Cook for roughly 1-2 minutes. Texture should still be firm from behind with a slightly softened half from the grill marks.

Cut into thin slices. Set aside.

To serve, mound the cooled rice onto plates and top with thin slices of mango. Drizzle the coconut cream sauce over both the mango and rice. Top with toasted sesame seeds, coconut flakes and sprigs of mint. Serve immediately.

Janina O'Leary, executive pastry chef of Bacchus Management Group

Janina O'Leary, who oversees bread, dessert and pastry at all nine of Bacchus Management Group's Bay Area restaurants, said she enjoys playing with savory elements in her desserts to strike a unique balance in flavors.

Inspired by the tangy flavors of cheesecake, the Texas native's whipped goat cheese cream with grilled peaches is one example of that, walking the line between sweet and savory with a smoky twist from the grill. Olive oil, goat cheese, thyme and sea salt also show up in this summertime dessert.

"It covers all of your bases, with something light, sweet, a little bit salty and a little bit of bitter, so it's a dessert to end your meal with a little bit of a punch, but nothing too overwhelming," O'Leary said. "It's just a nice ending."

For those who may be new to outdoor grilling, O'Leary recommends keeping the grill clean with a light brush and damp towel. Keeping the grill heat set to medium-low, paying attention to cooking times and using just-ripe fruit are crucial for this particular dessert, she said.

Grilled peaches with whipped goat cheese cream

Servings: 8

4 ripe peaches, halved and pitted

1 tablespoon olive oil

2 tablespoon honey

1 teaspoon vanilla extract

Flaky sea salt

3 tablespoons whipped cream cheese

11 ounces goat cheese

1 lemon, zested

1 teaspoon fresh thyme leaves

Heat grill to medium high. Brush peaches with olive oil and grill cut-side down, until soft, 3-4 minutes. Flip skin-side down and grill for 3-4 minutes more. Drizzle with honey, vanilla extract and a sprinkling of flaky sea salt.

Combine the goat cheese, cream cheese, lemon zest and thyme leaves in a food processor. Whip for 60-90 seconds until smooth. (This can be stored for a few days in an airtight container.)

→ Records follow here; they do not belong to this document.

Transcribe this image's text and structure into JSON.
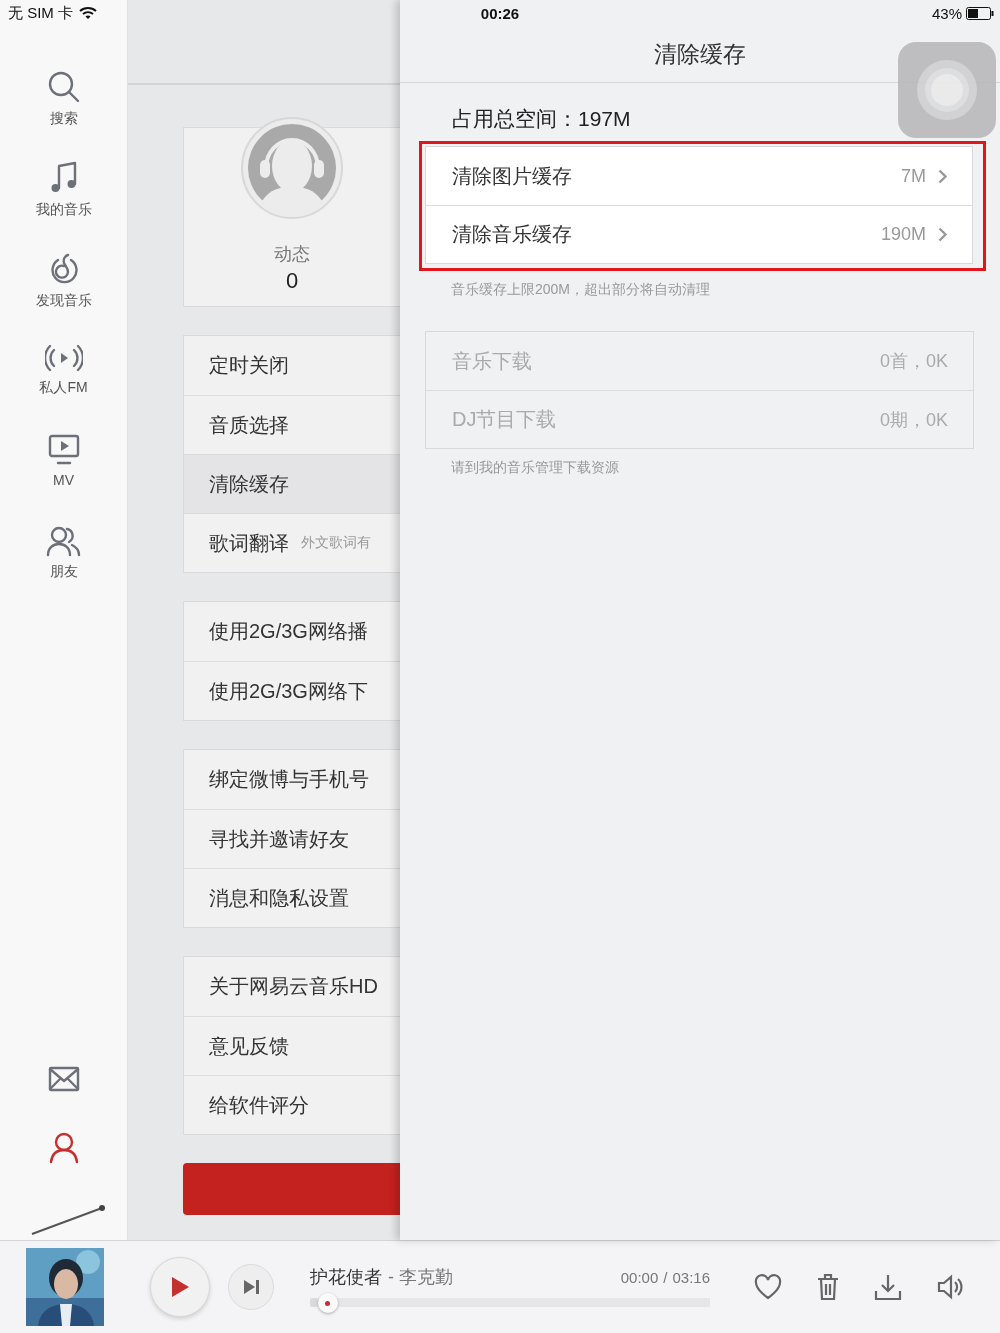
{
  "status_bar": {
    "carrier": "无 SIM 卡",
    "time": "00:26",
    "battery": "43%"
  },
  "sidebar": {
    "items": [
      {
        "label": "搜索",
        "selected": false
      },
      {
        "label": "我的音乐",
        "selected": false
      },
      {
        "label": "发现音乐",
        "selected": false
      },
      {
        "label": "私人FM",
        "selected": false
      },
      {
        "label": "MV",
        "selected": false
      },
      {
        "label": "朋友",
        "selected": false
      }
    ],
    "bottom_items": [
      {
        "selected": false
      },
      {
        "selected": true
      }
    ]
  },
  "profile": {
    "stat_label": "动态",
    "stat_value": "0"
  },
  "settings_groups": [
    [
      {
        "label": "定时关闭",
        "selected": false
      },
      {
        "label": "音质选择",
        "selected": false
      },
      {
        "label": "清除缓存",
        "selected": true
      },
      {
        "label": "歌词翻译",
        "hint": "外文歌词有",
        "selected": false
      }
    ],
    [
      {
        "label": "使用2G/3G网络播",
        "selected": false
      },
      {
        "label": "使用2G/3G网络下",
        "selected": false
      }
    ],
    [
      {
        "label": "绑定微博与手机号",
        "selected": false
      },
      {
        "label": "寻找并邀请好友",
        "selected": false
      },
      {
        "label": "消息和隐私设置",
        "selected": false
      }
    ],
    [
      {
        "label": "关于网易云音乐HD",
        "selected": false
      },
      {
        "label": "意见反馈",
        "selected": false
      },
      {
        "label": "给软件评分",
        "selected": false
      }
    ]
  ],
  "detail": {
    "title": "清除缓存",
    "total": "占用总空间：197M",
    "highlighted": true,
    "cache_items": [
      {
        "label": "清除图片缓存",
        "value": "7M"
      },
      {
        "label": "清除音乐缓存",
        "value": "190M"
      }
    ],
    "cache_note": "音乐缓存上限200M，超出部分将自动清理",
    "download_items": [
      {
        "label": "音乐下载",
        "value": "0首，0K",
        "disabled": true
      },
      {
        "label": "DJ节目下载",
        "value": "0期，0K",
        "disabled": true
      }
    ],
    "download_note": "请到我的音乐管理下载资源"
  },
  "player": {
    "title": "护花使者",
    "artist": "- 李克勤",
    "elapsed": "00:00",
    "separator": "/",
    "duration": "03:16",
    "level": 0.02
  }
}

Serve the grilled peaches over the whipped goat cheese.

Comments

Sorry, but further commenting on this topic has been closed.

Redwood City gets new brewery
By Elena Kadvany | 11 comments | 5,966 views

Should we get rid of state propositions on the ballot?
By Diana Diamond | 13 comments | 1,621 views

Learning Disabilities and the Struggle to Be Known
By Aldis Petriceks | 0 comments | 1,265 views

Couples: A Relationship Test . . .
By Chandrama Anderson | 1 comment | 983 views

Food Party! SOS
By Laura Stec | 5 comments | 788 views